Dental Practice & the Airline Industry…where are the parallels?
At first it may seem that the dental industry and the airline industry couldn’t possibly be further apart. However, I beg to differ. I envision we can learn a lot from the airline industry. Firstly, in terms of marketing and secondly, from a health & safety viewpoint.
As of now, you possess your own dental practice, it’s mainly supported by the NHS, books are demanding and time is hastily ticking along. Your practice is in a working class area, mainly fee payers but they are lower income earners. You want to expand your private work but don’t quite know where to begin.
Occasionally you have the uncommon private patient who is seated in the waiting room next to an NHS patient, witnessing the same dull old posters peeling off the walls. You welcome them into your surgery. You may even call them from the waiting room yourself rather than requesting your nurse, as you want to regard the private patient that much more generously. They require their exam, which you devote a little longer on, and provide them with a treatment plan which they accept as you rejoice at your ‘small victory’. After that, the next few weeks are merely a run of the mill NHS work.
Does this seem to be familiar to your daily routine?
However, if the private patient was placed in the SAME waiting room as the NHS patient, saw the same dull and dreary posters as the NHS patient, encountered the same receptionist and eventually appoints with you, the dentist, (who also treats the NHS patient) how will you ever expect to expand the private sector when what you are offering your private patients mirrors that offered to NHS patients? In some cases you may have a second private practice nearby and market it in that manner. What if you possess just the one practice?
Now let’s look at the airline industry…
For years passengers have had a choice of economy, business and first class. Let me just establish that this is segregation at its finest based on YOUR finances and it has always been accepted as the norm. No questions asked.
So what parallels can we establish between the industries?
We have the same aeroplane (your practice building), split into economy/ business/ first class (different treatment rooms based on different levels of hospitality). It’s still the same pilot (you are still the owner of your practice).
So what do airlines do to reinforce the feeling of luxury and define each class sector?
With economy class you are waiting to be checked in a long queue. This could be your NHS waiting room.
In business and first class you are treated with great luxury and hospitality from the moment you arrive at the airport. A chauffeur driven car will await you and drive you to the airport. This could be something as simple as ordering a taxi for your private patients who of course have to live within a reasonable distance, (entwine the taxi fare into your fees). At the airport there awaits a red carpet
(no tiresome queue) with high class lounges simply for business and first class travellers. For your practice this could be a separate waiting area with a coffee machine, WIFI access…think luxury! A masseur in your practice for before or after treatment perhaps sir?
Now the cabin itself, this is your surgery and chair. The business class and first class seats are bigger, better and more comfortable with a generous amount of leg room. In your practice this could be an extra comfy chair, or adapt your chair with neck cushions and back supports. Perhaps a hot hand towel for after treatment. It should illustrate luxury and comfort and you can carry this through to you treatments also. I use the WAND system for comfortable anaesthesia.

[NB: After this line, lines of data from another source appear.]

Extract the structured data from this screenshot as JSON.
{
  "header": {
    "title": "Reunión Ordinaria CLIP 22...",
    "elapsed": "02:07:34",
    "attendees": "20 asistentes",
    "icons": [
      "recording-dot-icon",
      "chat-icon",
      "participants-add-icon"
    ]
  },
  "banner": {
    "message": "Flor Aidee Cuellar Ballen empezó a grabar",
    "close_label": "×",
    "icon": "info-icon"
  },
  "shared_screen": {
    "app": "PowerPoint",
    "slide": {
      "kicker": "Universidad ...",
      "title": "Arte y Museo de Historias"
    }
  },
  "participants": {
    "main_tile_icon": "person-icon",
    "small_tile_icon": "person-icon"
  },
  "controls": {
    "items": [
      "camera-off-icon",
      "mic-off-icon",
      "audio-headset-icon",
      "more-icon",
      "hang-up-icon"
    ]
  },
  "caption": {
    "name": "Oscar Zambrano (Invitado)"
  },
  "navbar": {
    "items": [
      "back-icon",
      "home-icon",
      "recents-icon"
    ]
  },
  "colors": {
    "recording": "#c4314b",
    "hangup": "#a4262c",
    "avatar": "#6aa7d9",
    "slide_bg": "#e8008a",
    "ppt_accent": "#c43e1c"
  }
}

Getting the idea now?
If you want to increase your private income and attract a different clientele than you currently have, it is mandatory to offer something that reflects this within your practice.
Dr Tej Mellachervu BcHD MFGDP
Owner at Crigglestone Dental Care with a special interest in customer service, marketing and minimally invasive dentistry.